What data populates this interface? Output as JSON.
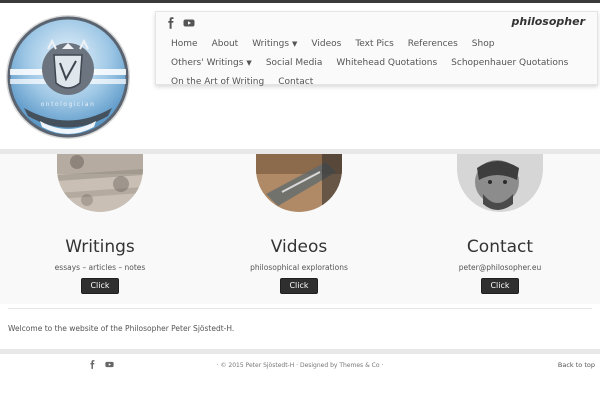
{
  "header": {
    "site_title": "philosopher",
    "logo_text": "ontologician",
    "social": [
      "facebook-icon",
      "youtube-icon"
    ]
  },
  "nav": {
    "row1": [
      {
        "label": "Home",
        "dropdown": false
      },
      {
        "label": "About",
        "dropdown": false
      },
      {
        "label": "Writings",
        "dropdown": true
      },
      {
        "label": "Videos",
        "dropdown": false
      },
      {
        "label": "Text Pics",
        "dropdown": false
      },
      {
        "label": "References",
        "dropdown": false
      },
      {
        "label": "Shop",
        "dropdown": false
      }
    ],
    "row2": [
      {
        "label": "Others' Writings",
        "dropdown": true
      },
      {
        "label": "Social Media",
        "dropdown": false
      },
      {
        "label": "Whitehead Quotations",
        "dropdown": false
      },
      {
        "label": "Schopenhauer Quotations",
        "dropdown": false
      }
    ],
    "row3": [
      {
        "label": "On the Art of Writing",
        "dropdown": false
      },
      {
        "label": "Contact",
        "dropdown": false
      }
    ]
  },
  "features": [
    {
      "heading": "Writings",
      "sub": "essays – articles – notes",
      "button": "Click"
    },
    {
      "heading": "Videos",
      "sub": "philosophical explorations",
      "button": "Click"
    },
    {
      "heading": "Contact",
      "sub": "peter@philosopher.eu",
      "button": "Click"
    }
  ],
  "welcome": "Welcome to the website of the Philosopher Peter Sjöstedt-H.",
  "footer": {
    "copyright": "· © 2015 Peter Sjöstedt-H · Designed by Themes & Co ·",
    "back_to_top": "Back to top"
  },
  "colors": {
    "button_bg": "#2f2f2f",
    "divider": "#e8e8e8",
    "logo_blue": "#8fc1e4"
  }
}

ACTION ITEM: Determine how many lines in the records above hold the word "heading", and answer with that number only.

OUTPUT: 3